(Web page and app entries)
Segment Open
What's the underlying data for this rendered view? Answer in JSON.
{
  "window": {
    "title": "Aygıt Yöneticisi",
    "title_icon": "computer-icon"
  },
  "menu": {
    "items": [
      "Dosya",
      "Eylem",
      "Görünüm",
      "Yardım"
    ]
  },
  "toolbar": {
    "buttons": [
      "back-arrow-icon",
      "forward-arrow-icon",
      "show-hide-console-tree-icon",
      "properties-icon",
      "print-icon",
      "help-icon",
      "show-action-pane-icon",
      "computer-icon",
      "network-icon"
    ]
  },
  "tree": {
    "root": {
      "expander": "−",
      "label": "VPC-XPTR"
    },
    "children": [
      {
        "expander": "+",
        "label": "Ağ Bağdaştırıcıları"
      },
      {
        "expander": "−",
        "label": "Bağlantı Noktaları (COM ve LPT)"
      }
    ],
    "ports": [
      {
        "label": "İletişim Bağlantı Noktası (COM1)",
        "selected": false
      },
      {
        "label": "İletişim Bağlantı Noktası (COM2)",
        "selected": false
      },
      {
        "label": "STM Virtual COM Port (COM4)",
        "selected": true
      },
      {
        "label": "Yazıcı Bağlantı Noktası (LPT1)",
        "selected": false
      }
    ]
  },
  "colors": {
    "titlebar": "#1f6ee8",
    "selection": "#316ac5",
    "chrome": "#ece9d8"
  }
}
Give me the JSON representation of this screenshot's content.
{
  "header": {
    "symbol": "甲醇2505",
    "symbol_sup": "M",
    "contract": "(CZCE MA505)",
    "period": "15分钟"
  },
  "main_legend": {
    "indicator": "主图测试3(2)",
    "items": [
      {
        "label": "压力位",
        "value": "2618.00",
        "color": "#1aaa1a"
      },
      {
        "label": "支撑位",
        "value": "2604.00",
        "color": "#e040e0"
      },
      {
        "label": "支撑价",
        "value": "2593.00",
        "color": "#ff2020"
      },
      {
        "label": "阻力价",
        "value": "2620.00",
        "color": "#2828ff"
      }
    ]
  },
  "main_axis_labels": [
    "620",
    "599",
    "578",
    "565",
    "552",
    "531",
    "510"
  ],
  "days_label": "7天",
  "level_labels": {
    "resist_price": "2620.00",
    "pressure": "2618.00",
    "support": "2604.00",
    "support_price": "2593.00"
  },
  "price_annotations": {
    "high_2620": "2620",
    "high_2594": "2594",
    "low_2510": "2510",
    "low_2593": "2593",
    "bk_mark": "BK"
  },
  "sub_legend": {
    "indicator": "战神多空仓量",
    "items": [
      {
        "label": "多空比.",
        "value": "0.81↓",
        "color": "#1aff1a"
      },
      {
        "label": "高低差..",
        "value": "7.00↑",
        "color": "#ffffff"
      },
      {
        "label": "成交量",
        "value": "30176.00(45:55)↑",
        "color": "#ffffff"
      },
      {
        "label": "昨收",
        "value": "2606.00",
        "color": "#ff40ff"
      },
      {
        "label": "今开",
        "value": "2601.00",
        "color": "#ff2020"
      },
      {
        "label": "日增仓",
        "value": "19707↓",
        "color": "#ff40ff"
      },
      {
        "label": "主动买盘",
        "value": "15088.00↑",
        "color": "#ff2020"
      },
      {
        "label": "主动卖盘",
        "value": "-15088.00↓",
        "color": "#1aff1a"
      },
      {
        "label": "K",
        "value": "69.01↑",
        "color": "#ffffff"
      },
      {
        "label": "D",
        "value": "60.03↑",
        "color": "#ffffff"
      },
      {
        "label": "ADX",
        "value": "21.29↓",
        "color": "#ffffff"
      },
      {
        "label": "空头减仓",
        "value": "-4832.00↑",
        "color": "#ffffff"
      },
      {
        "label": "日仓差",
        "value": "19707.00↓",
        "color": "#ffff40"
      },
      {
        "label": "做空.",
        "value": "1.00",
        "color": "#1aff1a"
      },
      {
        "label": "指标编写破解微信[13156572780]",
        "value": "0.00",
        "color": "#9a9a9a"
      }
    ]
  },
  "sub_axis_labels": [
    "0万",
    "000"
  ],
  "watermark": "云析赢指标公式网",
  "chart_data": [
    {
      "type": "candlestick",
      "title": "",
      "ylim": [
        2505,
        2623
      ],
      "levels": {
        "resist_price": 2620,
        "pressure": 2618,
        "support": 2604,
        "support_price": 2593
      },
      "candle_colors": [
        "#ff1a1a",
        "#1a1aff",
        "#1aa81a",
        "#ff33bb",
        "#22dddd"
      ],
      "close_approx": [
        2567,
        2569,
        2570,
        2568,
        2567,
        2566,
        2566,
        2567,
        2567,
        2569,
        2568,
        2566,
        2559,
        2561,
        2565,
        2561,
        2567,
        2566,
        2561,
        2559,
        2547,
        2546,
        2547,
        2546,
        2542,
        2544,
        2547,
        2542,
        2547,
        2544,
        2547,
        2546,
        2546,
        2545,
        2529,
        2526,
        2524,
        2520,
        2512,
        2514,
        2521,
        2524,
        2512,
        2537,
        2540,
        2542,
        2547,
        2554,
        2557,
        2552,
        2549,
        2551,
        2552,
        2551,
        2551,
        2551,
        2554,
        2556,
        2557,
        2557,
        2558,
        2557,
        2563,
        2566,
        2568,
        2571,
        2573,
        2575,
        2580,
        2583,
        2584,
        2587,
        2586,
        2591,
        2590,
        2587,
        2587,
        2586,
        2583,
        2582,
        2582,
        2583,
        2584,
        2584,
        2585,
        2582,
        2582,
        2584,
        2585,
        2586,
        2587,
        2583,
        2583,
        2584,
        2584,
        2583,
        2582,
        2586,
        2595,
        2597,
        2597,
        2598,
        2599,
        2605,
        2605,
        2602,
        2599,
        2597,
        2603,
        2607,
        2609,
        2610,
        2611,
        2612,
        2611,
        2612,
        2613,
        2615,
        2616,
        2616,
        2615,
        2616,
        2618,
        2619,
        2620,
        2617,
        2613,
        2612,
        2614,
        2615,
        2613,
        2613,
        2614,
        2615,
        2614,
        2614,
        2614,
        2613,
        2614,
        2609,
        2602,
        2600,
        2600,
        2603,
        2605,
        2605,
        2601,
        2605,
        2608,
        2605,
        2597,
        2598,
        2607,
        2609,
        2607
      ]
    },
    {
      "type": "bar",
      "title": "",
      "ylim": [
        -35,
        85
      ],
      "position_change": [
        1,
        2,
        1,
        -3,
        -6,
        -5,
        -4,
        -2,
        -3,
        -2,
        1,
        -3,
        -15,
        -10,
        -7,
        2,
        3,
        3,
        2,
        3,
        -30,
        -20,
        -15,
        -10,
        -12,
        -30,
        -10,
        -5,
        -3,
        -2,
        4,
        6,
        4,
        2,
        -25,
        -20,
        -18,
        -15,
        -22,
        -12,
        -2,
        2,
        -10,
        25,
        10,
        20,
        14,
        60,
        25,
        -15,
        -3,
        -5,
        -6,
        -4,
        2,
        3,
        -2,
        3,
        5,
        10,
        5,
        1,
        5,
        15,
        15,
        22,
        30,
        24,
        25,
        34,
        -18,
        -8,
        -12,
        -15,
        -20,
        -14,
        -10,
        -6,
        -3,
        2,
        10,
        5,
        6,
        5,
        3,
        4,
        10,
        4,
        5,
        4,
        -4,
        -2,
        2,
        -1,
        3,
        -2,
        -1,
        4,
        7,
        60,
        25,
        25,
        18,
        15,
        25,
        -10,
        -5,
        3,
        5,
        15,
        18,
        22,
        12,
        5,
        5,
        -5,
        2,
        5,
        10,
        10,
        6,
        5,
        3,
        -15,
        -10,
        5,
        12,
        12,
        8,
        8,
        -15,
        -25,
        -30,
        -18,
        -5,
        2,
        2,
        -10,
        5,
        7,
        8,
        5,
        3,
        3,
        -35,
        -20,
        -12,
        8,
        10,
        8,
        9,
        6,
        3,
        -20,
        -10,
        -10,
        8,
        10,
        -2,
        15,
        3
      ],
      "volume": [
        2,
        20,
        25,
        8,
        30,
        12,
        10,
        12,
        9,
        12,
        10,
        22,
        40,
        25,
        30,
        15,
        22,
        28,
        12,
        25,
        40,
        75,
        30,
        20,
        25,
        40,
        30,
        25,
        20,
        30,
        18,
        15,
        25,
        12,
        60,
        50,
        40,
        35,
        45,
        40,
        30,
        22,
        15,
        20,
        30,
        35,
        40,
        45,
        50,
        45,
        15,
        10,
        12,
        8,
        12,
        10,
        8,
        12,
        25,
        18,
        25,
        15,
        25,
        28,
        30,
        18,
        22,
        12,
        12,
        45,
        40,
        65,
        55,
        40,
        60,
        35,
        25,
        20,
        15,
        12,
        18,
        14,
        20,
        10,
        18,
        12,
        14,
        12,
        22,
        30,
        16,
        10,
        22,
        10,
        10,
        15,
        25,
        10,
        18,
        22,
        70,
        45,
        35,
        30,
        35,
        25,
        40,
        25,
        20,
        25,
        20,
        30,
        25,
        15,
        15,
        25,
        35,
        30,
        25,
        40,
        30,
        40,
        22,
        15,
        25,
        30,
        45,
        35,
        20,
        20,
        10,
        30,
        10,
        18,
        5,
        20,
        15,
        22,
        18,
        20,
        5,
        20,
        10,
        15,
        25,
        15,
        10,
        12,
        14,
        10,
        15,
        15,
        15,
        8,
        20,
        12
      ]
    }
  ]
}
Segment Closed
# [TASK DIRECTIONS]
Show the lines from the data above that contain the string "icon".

# [TASK OUTPUT]
    "title_icon": "computer-icon"
      "back-arrow-icon",
      "forward-arrow-icon",
      "show-hide-console-tree-icon",
      "properties-icon",
      "print-icon",
      "help-icon",
      "show-action-pane-icon",
      "computer-icon",
      "network-icon"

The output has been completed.